WHAT YOU HAVE TO DO:
A single number is required: how many lines below include the string "globe".

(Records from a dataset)
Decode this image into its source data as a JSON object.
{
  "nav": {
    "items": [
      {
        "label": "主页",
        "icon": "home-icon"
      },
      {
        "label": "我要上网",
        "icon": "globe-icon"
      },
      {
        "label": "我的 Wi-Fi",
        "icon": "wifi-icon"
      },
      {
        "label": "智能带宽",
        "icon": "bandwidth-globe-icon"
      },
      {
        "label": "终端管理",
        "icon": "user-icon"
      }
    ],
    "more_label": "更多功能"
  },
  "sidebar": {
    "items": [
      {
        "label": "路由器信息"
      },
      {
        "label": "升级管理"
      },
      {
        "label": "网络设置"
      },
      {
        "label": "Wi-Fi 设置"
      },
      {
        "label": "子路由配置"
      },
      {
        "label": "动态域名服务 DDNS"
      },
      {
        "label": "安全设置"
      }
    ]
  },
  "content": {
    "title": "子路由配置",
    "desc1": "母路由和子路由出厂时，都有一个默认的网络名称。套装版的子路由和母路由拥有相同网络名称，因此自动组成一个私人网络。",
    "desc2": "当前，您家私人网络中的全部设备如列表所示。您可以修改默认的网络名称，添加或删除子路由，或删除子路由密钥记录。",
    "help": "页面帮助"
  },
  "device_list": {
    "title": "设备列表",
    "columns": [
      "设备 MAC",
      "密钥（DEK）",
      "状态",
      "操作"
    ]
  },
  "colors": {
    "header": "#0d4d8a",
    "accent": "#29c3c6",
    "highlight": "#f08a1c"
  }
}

SOLVED PROBLEM:
2